----- DATA TO PROCESS -----
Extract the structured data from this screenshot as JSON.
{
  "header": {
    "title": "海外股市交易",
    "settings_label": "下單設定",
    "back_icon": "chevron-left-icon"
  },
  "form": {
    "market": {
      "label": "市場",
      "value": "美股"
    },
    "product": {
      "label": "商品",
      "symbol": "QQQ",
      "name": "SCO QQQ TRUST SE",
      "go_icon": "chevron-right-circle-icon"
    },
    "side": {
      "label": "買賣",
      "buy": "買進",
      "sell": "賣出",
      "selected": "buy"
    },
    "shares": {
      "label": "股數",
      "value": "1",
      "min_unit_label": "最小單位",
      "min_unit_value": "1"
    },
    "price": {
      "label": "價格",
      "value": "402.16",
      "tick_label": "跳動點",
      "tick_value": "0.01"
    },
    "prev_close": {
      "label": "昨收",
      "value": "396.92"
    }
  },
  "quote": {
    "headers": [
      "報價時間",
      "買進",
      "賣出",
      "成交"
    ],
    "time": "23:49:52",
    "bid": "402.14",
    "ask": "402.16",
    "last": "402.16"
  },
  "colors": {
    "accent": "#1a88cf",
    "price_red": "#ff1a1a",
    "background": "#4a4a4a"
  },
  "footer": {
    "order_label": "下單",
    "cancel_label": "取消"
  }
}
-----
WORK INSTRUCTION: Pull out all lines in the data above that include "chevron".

SOLUTION FOR THIS TASK:
    "back_icon": "chevron-left-icon"
      "go_icon": "chevron-right-circle-icon"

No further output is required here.